When UCLA arrives at Houston's Robertson Stadium on Saturday it will be packing more than its football equipment.
The Bruins collectively will be carrying a bit of a grudge.
The attitude stems from their view of what happened last year during the opening kickoff when these same teams met at the Rose Bowl: UCLA's Jeff Locke teed the ball up and drove it deep into Houston's side of the field, but what is considered routine ended there.
Instead of falling back into position to set up a return, the front line of Cougars sprinted forward, zeroing in on Bruins players who were looking up, following the flight of the ball.
The tactic, which has been around almost as long as pig bladders have been inflated and tossed around, is called a "tombstone" strategy.
The general consensus at UCLA is that an underdog Houston team hoped to send a message that the Bruins should expect a physical game. But it did more than that. UCLA linebacker Jared Koster sustained a broken collarbone, safety Stan McKay was left with a partially torn rotator cuff, and defensive end Iuta Tepa suffered a season-ending shoulder injury.

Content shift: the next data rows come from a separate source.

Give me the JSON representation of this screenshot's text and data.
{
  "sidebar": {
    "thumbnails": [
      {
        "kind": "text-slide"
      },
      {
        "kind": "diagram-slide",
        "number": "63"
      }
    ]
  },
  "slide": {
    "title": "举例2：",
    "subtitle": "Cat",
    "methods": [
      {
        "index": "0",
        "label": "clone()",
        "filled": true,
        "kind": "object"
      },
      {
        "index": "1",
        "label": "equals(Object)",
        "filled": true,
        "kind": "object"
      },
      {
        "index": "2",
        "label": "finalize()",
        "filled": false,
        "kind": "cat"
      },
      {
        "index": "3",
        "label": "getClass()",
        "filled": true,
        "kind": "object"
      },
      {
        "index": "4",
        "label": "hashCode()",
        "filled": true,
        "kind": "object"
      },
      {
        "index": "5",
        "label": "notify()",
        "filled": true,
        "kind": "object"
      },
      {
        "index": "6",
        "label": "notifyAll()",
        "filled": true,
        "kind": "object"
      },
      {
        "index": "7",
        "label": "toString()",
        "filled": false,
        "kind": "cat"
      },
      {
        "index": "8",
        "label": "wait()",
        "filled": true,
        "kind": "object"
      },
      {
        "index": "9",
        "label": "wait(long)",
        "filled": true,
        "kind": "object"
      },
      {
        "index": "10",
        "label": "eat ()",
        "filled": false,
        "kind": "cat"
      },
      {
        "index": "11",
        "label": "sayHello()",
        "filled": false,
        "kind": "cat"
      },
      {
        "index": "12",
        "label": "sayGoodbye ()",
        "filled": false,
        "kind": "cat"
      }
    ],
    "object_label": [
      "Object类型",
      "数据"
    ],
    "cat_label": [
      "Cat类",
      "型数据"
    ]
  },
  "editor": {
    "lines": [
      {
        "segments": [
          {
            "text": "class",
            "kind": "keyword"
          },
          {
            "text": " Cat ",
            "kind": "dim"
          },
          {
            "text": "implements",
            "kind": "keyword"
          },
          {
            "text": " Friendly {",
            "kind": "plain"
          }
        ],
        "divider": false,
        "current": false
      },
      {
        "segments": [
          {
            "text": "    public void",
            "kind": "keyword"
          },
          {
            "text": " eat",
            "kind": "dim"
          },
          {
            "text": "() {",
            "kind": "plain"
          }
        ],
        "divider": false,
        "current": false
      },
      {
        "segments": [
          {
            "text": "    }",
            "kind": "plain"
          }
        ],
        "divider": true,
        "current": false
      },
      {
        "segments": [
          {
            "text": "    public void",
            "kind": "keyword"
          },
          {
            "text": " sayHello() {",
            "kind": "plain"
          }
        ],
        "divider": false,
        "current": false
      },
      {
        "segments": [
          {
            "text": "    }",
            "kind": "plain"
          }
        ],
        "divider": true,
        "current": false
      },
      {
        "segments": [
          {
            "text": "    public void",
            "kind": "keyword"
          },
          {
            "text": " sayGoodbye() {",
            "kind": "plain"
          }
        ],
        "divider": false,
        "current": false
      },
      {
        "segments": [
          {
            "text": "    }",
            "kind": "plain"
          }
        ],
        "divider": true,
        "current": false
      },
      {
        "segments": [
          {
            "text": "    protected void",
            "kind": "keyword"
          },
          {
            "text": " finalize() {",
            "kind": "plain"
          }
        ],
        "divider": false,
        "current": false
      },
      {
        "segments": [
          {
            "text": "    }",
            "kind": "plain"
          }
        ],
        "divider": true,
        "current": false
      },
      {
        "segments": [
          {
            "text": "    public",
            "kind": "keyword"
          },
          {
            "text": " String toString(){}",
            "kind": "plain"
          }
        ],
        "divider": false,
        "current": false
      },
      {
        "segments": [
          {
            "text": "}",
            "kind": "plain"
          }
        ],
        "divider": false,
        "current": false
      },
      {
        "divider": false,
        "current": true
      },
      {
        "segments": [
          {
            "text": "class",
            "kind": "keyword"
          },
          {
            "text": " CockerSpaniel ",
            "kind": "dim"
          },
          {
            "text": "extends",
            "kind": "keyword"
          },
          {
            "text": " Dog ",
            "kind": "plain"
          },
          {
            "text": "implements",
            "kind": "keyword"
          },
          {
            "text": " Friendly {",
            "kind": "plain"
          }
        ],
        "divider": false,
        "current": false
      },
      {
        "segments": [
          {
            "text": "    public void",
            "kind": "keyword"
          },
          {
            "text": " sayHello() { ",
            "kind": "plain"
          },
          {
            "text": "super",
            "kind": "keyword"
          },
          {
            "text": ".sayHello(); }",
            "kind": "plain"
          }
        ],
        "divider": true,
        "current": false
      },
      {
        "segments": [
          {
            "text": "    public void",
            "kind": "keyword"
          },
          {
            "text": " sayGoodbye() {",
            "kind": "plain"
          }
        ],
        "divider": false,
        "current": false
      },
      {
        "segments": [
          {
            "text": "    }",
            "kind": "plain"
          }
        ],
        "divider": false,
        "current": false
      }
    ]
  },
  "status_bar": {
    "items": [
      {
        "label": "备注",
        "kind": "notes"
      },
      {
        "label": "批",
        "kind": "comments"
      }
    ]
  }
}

The raucous celebration by Houston players as Bruins still lay on the ground only added insult to injury.
UCLA Coach Rick Neuheisel noted this week that it was "a legal play," though he added, "You could tell by their reaction on the sideline that they knew something was coming."
Kickoffs, unless they produce a touchdown, rarely linger in memories. This is an exception.
So how might UCLA respond in Saturday's rematch?
"I going to do my assignment and do what the team needs, because in the end a win is the most important thing," Koster said. But should the opportunity to get in an extra lick present itself? "That would be cool."
Bulletin boards being what they are, the glares were stronger than the words when UCLA players were asked about the kickoff this week, though one Bruins player called what Houston did "disrespectful."
McKay only recently was allowed to shelve a protective shoulder harness he had been required to wear while playing. Koster needed surgery on his shoulder and missed all but that one play last season.
Koster has reviewed video of the play "multiple times."
"It gets me pumped up," Koster said. "It reminds me of all the hard work I had to do to get back and be ready to play."
Koster said he "should have been more aware of what was coming."
Recalled McKay: "All of us were looking for the ball and their front line was in our faces. We all started dodging, but it was too late."
The mosh-pit-like celebration by the Cougars after the play is the reason Angus McClure, UCLA's special teams coach, took exception. "You're essentially hitting guys who aren't expecting to get hit," he said. "To celebrate that I thought was overzealous."
But if the intent was to intimidate, the strategy backfired. Instead, it ratcheted up UCLA's intensity. "We were angry," Koster said.
The Bruins crushed Houston, 31-13, in a game far more one-sided than the score indicated.
Houston Coach Kevin Sumlin was perplexed this week when asked about the kickoff play. "We had guys hurt in that game too," he said. "You haven't heard us grumble."
Indeed, Case Keenum, Houston's star quarterback, sustained a season-ending knee injury in the second quarter, though he wasn't hit when it happened. It occurred as he was chasing UCLA linebacker Akeem Ayers, who had intercepted a pass. Later, backup quarterback Cotton Turner suffered a broken clavicle when leveled by linebacker Patrick Larimore.
The kickoff, UCLA players said, was different. "We thought it was a cheap shot," McKay said
This season, the Bruins will have an eye out.
"Oh, Coach McClure has made sure we're aware," Koster said.